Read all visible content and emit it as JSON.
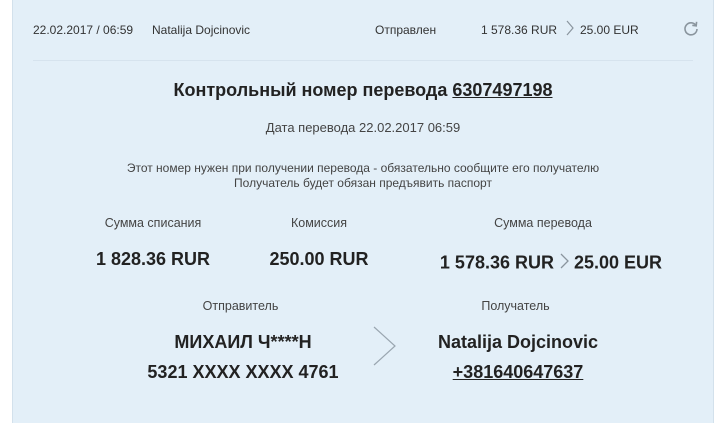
{
  "header": {
    "datetime": "22.02.2017 / 06:59",
    "name": "Natalija Dojcinovic",
    "status": "Отправлен",
    "amount_from": "1 578.36 RUR",
    "amount_to": "25.00 EUR",
    "refresh_icon": "refresh-icon"
  },
  "control": {
    "label": "Контрольный номер перевода",
    "number": "6307497198"
  },
  "transfer_date": "Дата перевода 22.02.2017 06:59",
  "notes": [
    "Этот номер нужен при получении перевода - обязательно сообщите его получателю",
    "Получатель будет обязан предъявить паспорт"
  ],
  "amounts": {
    "debit_label": "Сумма списания",
    "debit_value": "1 828.36 RUR",
    "fee_label": "Комиссия",
    "fee_value": "250.00 RUR",
    "transfer_label": "Сумма перевода",
    "transfer_from": "1 578.36 RUR",
    "transfer_to": "25.00 EUR"
  },
  "sender": {
    "label": "Отправитель",
    "name": "МИХАИЛ Ч****Н",
    "card": "5321 XXXX XXXX 4761"
  },
  "recipient": {
    "label": "Получатель",
    "name": "Natalija Dojcinovic",
    "phone": "+381640647637"
  },
  "colors": {
    "card_background": "#e3eff8",
    "text": "#222222",
    "chevron": "#9aa6b0"
  }
}
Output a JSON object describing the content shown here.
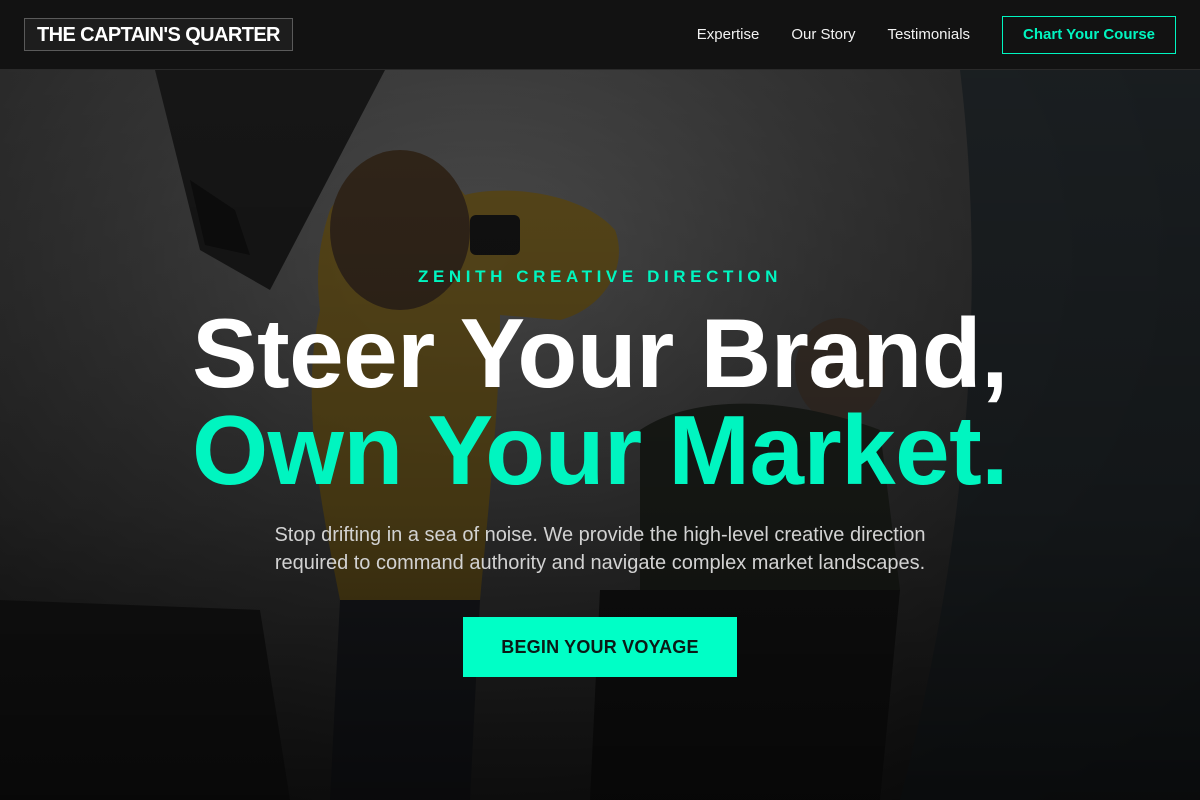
{
  "brand": {
    "name": "THE CAPTAIN'S QUARTER"
  },
  "nav": {
    "links": [
      "Expertise",
      "Our Story",
      "Testimonials"
    ],
    "cta": "Chart Your Course"
  },
  "hero": {
    "eyebrow": "ZENITH CREATIVE DIRECTION",
    "headline_line1": "Steer Your Brand,",
    "headline_line2": "Own Your Market.",
    "subtitle": "Stop drifting in a sea of noise. We provide the high-level creative direction required to command authority and navigate complex market landscapes.",
    "button": "BEGIN YOUR VOYAGE",
    "background_image": "photoshoot-studio-photo"
  },
  "colors": {
    "accent": "#00f5c0",
    "header_bg": "#121212",
    "text": "#ffffff"
  }
}
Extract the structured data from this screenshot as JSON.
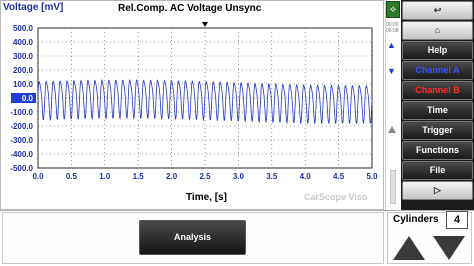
{
  "chart": {
    "title": "Rel.Comp. AC Voltage Unsync",
    "ylabel": "Voltage [mV]",
    "xlabel": "Time, [s]",
    "watermark": "CarScope Viso"
  },
  "chart_data": {
    "type": "line",
    "title": "Rel.Comp. AC Voltage Unsync",
    "xlabel": "Time, [s]",
    "ylabel": "Voltage [mV]",
    "xlim": [
      0.0,
      5.0
    ],
    "ylim": [
      -500.0,
      500.0
    ],
    "x_ticks": [
      "0.0",
      "0.5",
      "1.0",
      "1.5",
      "2.0",
      "2.5",
      "3.0",
      "3.5",
      "4.0",
      "4.5",
      "5.0"
    ],
    "y_ticks": [
      "500.0",
      "400.0",
      "300.0",
      "200.0",
      "100.0",
      "0.0",
      "-100.0",
      "-200.0",
      "-300.0",
      "-400.0",
      "-500.0"
    ],
    "highlighted_y_tick": "0.0",
    "grid": true,
    "series": [
      {
        "color": "#2438c8",
        "waveform": "periodic AC oscillation",
        "cycles_over_5s": 48,
        "peak_mV": 150,
        "trough_mV": -170
      }
    ]
  },
  "status": {
    "time": "00:00\n06:08"
  },
  "menu": [
    {
      "name": "back-button",
      "label": "",
      "icon": "back-arrow-icon",
      "style": "light"
    },
    {
      "name": "home-button",
      "label": "",
      "icon": "home-icon",
      "style": "light"
    },
    {
      "name": "help-button",
      "label": "Help",
      "style": "dark"
    },
    {
      "name": "channel-a-button",
      "label": "Channel A",
      "style": "ch-a"
    },
    {
      "name": "channel-b-button",
      "label": "Channel B",
      "style": "ch-b"
    },
    {
      "name": "time-button",
      "label": "Time",
      "style": "dark"
    },
    {
      "name": "trigger-button",
      "label": "Trigger",
      "style": "dark"
    },
    {
      "name": "functions-button",
      "label": "Functions",
      "style": "dark"
    },
    {
      "name": "file-button",
      "label": "File",
      "style": "dark"
    },
    {
      "name": "play-button",
      "label": "",
      "icon": "play-icon",
      "style": "light"
    }
  ],
  "bottom": {
    "analysis_label": "Analysis",
    "cylinders_label": "Cylinders",
    "cylinders_value": "4"
  },
  "colors": {
    "signal": "#2438c8",
    "axis_text": "#1d2ea8",
    "zero_highlight": "#1f3fd4",
    "menu_bg": "#1c1c1c"
  }
}
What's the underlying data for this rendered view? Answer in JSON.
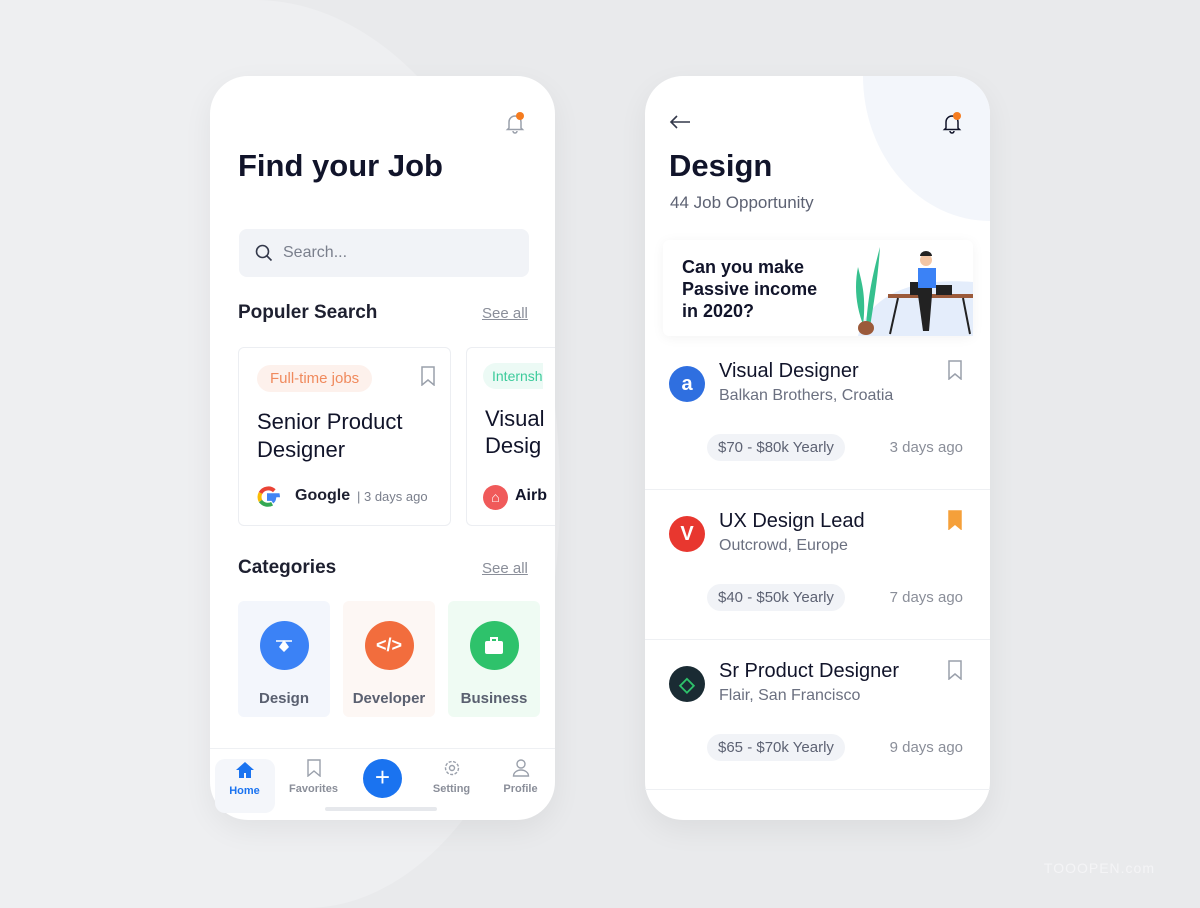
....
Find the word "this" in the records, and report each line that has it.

● Response box:
Extract the structured data from this screenshot as JSON.
What's the underlying data for this rendered view? Answer in JSON.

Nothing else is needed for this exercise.